Thursday, April 11, 2019
Contracts and Natural Law Fundamental Rights (Part V)
Freedom of Contract As far back as 1795 in American history, federal courts established contract rights as natural rights necessary to protect property and other individual rights. In Vanhorn’s Lessee v. Dorrance, judge William Patterson (a founding father) declared a Pennsylvania statute to be null and void for violating the contract clause of the Constitution. Patterson did admit that citizens must sacrifice property rights for public welfare (with just compensation), but only under “grave emergencies”. The right or freedom of contract established by the Court in Lochner v. New York (1905) was powerful (actually freedom of contract was elevated eight years earlier in Allgeyer v. Louisiana, but this case does not receive anywhere near the same attention of Lochner). In Allgeyer, the Court’s justice Rufus Peckham held in a unanimous decision: “The 'liberty' mentioned in [the Fourteenth] amendment means not only the right of the citizen to be free from the mere physical restraint of his person, as by incarceration, but the term is deemed to embrace the right of the citizen to be free in the enjoyment of all his faculties, to be free to use them in all lawful ways, to live and work where he will, to earn his livelihood by any lawful calling, to pursue any livelihood or avocation, and for that purpose to enter into all contracts which may be proper, necessary, and essential to his carrying out to a successful conclusion the purposes above mentioned.” What made Lochner (and Allgeyer) unusual was the fact the Supreme Court elevated the freedom of contract as a right even though it did not exist in the Constitution.
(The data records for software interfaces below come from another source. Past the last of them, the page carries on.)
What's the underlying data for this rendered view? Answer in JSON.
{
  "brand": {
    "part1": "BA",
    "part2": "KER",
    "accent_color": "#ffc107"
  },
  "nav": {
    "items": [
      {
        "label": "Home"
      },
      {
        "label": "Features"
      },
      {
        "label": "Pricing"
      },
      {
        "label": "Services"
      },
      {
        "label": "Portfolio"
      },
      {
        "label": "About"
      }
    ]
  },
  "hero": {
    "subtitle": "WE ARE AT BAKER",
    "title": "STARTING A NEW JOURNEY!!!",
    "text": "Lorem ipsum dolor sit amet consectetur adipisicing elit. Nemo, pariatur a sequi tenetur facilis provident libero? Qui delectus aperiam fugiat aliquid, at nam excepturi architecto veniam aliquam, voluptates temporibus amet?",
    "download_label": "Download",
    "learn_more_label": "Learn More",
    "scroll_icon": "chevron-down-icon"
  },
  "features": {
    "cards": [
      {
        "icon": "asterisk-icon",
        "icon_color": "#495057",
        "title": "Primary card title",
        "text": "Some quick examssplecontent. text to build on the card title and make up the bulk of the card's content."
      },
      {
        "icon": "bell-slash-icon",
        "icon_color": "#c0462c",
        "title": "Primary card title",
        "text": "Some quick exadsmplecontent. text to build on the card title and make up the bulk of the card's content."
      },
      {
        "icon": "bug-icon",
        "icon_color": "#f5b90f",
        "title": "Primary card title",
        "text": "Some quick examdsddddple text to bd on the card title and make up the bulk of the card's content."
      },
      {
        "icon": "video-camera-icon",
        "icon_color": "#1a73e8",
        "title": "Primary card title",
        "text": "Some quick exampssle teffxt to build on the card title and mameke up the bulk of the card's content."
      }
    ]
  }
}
While Lochner v. New York only protected economic contracts, it is apparent that freedom of contract could be used to protect rights that exist in the Bill of Rights such as property rights (buying and selling property is protected by contracts) and religious rights (contract with pastor, priest, deacon, and even the bible or God). That is why conversations between a spouse, doctor, or religious leader are considered privileged, because they are protected by a contract. Freedom of contract could also protect other rights not included in the Constitution such as worker rights (implied contract between employer and employee) and civil rights (implied contract of decency, tolerance, and respect to avoid violating the rights of others – the golden rule). Therefore, the right or freedom of contract is a powerful tool to protect both individual rights within or outside the Constitution. However, the Supreme Court (also referred to as “the Court” throughout this book) rescinded this right under FDR’s progressive New Deal Court in cases like Nebbia v. New York (1934), Parrish v. West Coast Hotel (1937), and Wickard v. Filburn (1941). While the right to contract was killed by the Court, the Court continued to elevate other rights not found in the Constitution including privacy, marriage, sex, abortion, and self-defense to name a few. There is a zero-percent chance the Court will restore the right of contract. Why? Both the Right and Left abhor the Lochner v. New York decision. It is estimated that fewer than 5% of legal scholars believe that Lochner was a good a decision and the remaining 95% are ecstatic it was overturned. Consider the fact that 90% of legal scholars believe that the Slaughter House cases (1873) were decided improperly. Yet, the Court has refused to overturn that case after 140 years. If the Court is that reluctant to overturn a case that most agree was wrongfully decided, then there is no chance the Court will reinstate Lochner and the freedom of contract. There is, however, a strange relationship between Lochner and the Slaughter House cases. The dissent argument in the Slaughter House cases was not much different than the majority opinion in Lochner. Thus, it begs to reason why one opinion is revered while the other is demonized? Nevertheless, this conflict may be precisely the reason the Slaughter House cases have never been overruled. So why write a book about the freedom of contract if it has no chance of being restored? To illustrate how the Court has veered from the true textual meaning of the Constitution diminishing its power to protect the rights of all Americans. Had the Court remained committed to the textual meaning of the Constitution and the right of contract, it would have proved to be a useful tool to solve both conservative and liberal problems without the Court doing whatever it takes to obtain a desired result including using discrimination, controversy, and legislative activism.